100 Joules of work is done

Examples (when is work done?):

Force making an object move faster (accelerating)
Lifting an object up (moving it to a higher position in the gravitational field)
Compressing a spring

When is work not done

When there is no force
Object moving at a constant speed
Object not moving

Some useful equations;

If an object is being lifted vertically the work done to it can be calculated using the equation

Work done= mgh

Where m is the mass in kilograms, g is the earth's gravitational field strength (10N kg-1), and h is the height in meters

Work done in compressing or extending a spring

Work done = ½ kx2

Where k is Hooke's constant and x is the displacement

Energy and PowerEdit

Energy is the capacity for doing work.
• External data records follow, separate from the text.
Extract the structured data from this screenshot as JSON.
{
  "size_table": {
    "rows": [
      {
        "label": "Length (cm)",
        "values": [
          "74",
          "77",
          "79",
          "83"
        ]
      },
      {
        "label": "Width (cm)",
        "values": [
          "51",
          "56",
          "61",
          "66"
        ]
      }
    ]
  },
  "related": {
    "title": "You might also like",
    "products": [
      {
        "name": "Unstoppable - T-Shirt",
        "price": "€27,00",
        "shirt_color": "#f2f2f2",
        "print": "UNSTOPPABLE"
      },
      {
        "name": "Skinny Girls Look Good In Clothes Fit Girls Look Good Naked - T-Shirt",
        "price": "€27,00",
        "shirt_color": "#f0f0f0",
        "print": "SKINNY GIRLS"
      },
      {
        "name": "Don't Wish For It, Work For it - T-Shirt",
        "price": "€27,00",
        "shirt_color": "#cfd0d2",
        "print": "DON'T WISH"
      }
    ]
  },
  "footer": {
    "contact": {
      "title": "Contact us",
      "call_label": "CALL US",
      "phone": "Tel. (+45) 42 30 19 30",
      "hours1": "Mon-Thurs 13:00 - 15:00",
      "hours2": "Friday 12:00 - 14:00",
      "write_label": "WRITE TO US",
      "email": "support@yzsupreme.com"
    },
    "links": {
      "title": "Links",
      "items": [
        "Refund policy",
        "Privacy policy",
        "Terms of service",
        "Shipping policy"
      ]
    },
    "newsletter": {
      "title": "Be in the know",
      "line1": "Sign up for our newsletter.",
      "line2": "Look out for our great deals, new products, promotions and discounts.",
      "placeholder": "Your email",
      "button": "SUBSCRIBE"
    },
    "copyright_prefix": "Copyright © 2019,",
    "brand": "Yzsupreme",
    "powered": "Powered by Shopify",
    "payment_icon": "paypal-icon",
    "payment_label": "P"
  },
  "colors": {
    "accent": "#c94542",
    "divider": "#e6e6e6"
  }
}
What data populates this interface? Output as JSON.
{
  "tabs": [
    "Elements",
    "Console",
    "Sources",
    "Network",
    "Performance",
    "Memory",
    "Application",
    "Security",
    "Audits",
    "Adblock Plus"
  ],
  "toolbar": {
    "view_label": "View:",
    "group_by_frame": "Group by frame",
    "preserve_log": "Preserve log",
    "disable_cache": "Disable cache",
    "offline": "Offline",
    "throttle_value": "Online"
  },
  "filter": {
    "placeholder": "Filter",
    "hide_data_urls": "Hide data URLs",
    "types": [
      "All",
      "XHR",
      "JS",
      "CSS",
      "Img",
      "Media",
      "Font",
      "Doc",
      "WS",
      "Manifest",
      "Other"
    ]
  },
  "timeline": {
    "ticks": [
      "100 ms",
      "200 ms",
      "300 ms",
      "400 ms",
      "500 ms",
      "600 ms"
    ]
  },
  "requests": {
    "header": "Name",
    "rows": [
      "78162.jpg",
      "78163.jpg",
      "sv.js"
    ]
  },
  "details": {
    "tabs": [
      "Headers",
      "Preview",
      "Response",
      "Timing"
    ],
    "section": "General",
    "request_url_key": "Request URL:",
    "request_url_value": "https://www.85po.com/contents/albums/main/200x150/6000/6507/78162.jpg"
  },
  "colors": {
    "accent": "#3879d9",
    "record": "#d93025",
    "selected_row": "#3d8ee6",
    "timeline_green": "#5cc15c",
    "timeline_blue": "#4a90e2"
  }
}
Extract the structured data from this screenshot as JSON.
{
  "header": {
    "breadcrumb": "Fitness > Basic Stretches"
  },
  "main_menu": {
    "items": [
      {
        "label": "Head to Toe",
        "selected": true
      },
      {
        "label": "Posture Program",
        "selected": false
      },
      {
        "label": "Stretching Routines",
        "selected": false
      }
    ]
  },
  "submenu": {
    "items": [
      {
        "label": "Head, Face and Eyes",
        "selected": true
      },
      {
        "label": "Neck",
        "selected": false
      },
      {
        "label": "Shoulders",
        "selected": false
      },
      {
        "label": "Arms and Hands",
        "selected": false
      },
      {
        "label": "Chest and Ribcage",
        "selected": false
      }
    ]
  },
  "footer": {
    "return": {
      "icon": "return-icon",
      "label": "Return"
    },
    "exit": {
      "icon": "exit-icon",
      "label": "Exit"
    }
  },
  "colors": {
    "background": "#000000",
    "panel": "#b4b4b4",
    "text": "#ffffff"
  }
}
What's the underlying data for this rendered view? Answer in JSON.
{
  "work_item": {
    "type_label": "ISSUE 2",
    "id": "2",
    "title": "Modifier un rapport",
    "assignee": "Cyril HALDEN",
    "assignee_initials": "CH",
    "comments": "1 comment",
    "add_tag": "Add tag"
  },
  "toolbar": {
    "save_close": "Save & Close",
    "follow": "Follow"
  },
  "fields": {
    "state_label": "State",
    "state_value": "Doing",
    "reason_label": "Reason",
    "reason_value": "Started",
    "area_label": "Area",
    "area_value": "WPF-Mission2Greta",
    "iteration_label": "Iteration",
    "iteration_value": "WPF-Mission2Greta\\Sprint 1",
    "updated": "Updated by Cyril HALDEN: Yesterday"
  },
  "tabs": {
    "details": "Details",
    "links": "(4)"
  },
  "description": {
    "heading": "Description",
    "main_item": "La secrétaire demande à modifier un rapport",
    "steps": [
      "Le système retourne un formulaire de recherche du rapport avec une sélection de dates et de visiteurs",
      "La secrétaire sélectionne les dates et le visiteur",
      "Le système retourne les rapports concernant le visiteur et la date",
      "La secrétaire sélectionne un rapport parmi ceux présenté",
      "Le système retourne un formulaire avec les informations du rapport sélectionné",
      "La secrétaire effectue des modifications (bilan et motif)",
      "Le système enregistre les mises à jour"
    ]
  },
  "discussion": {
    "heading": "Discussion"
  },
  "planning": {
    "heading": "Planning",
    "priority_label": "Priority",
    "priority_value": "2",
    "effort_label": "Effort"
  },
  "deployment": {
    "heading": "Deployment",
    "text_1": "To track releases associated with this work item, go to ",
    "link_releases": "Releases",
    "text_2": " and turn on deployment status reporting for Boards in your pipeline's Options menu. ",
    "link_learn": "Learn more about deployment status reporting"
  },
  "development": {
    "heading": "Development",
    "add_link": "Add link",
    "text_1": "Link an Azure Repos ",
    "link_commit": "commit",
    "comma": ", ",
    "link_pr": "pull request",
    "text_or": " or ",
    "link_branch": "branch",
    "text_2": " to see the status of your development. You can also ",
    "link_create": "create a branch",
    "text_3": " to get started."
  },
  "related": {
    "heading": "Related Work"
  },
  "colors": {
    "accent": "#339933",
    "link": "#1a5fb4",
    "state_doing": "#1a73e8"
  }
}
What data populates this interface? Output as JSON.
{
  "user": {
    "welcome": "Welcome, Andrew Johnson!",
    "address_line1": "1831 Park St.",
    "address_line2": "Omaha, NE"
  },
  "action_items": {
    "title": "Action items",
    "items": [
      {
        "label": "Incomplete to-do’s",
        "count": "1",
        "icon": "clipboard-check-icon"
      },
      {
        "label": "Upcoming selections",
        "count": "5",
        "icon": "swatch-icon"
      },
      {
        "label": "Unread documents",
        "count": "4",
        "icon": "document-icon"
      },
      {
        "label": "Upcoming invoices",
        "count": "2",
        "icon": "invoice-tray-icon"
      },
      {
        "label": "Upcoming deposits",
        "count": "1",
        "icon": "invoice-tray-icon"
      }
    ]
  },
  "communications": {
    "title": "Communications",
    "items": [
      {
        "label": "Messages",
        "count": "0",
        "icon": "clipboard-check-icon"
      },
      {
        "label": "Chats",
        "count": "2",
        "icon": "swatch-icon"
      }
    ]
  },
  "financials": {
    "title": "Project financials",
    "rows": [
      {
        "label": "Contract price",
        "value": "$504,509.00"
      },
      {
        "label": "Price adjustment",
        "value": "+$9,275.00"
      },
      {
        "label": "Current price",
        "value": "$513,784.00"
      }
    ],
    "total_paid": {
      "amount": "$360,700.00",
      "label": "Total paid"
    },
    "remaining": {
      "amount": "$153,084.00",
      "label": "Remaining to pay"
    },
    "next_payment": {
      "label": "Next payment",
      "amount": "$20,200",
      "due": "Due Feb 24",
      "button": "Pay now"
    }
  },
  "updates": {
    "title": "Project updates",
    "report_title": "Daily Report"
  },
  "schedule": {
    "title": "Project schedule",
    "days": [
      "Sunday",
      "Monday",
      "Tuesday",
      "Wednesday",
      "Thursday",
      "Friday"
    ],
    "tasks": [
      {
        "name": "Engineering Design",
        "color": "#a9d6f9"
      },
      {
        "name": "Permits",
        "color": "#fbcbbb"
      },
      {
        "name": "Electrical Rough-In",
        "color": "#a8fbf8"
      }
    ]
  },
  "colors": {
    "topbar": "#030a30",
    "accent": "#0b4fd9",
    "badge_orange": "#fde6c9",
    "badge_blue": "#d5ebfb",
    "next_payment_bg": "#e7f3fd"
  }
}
The amount of energy you transfer is equal to the work done. Energy is a measure of the amount of work done, this means that the units for energy and work must be the same- joules. Energy is like the "currency" for performing work. To do 100 joules of work, you must expend 100 joules of energy.

Conservation of energy

In any situation the change in energy must be accounted for. If it is 'lost' by one object it must be gained by another. This is the principle of conservation of energy which can be stated in several ways:

The total overall energy of a closed system must be constant
Energy is neither created or destroyed, it just changes form.
there is no change in the total energy of the universe

Energy can be in many different types these include:

Kinetic energy, Gravitational potential energy, Elastic potential energy, Electrostatic potential energy, Thermal energy, Electrical energy, Chemical energy, Nuclear energy, Internal energy, Radiant energy, Solar energy, and light energy.

You will need equations for the first three

Kinetic energy = ½ mv2 where m is the mass in kg, v is the velocity (in ms-1)
Gravitational potential energy= mgh where m is the mass in kg, g is the gravitational field strength, and h is the change in height
Elastic potential energy =½ kx2 where k is the spring constant and x is the extension

Power -measured in Watts (W) or Joules per second (Js-1)- is the rate of doing work or the rate at which energy is transferred.

Power= energy transferred÷time taken= energy transferred÷time taken

If something is moving at a constant velocity v against a constant frictional force f, the power P needed is P= fv

If you do 100 joules of work in one second (using 100 joules of energy), the power is 100 watts.

Efficiency is the ratio of useful energy to the total energy transferred .

Work-Energy PrincipleEdit

The change in the kinetic energy of an object is equal to the net work done on the object.

W_{net} = \dfrac{1}{2}mv_{final}^2 - \dfrac{1}{2}mv_{initial}^2

This fact is referred to as the Work-Energy Principle and is often a very useful tool in mechanics problem solving. It is derivable from conservation of energy and the application of the relationships for work and energy, so it is not independent of the conservation laws. It is in fact a specific application of conservation of energy. However, there are so many mechanical problems which are solved efficiently by applying this principle that it merits separate attention as a working principle.

For a straight-line collision, the net work done is equal to the average force of impact times the distance traveled during the impact.

Average impact force x distance traveled = change in kinetic energy

If a moving object is stopped by a collision, extending the stopping distance will reduce the average impact force.

Uniform Circular Motion (2.6)Edit

The centripetal force with constant velocity v, at a distance R from the center is defined as:

F = m\dfrac{v^2}{R}

Last modified on 13 October 2013, at 05:10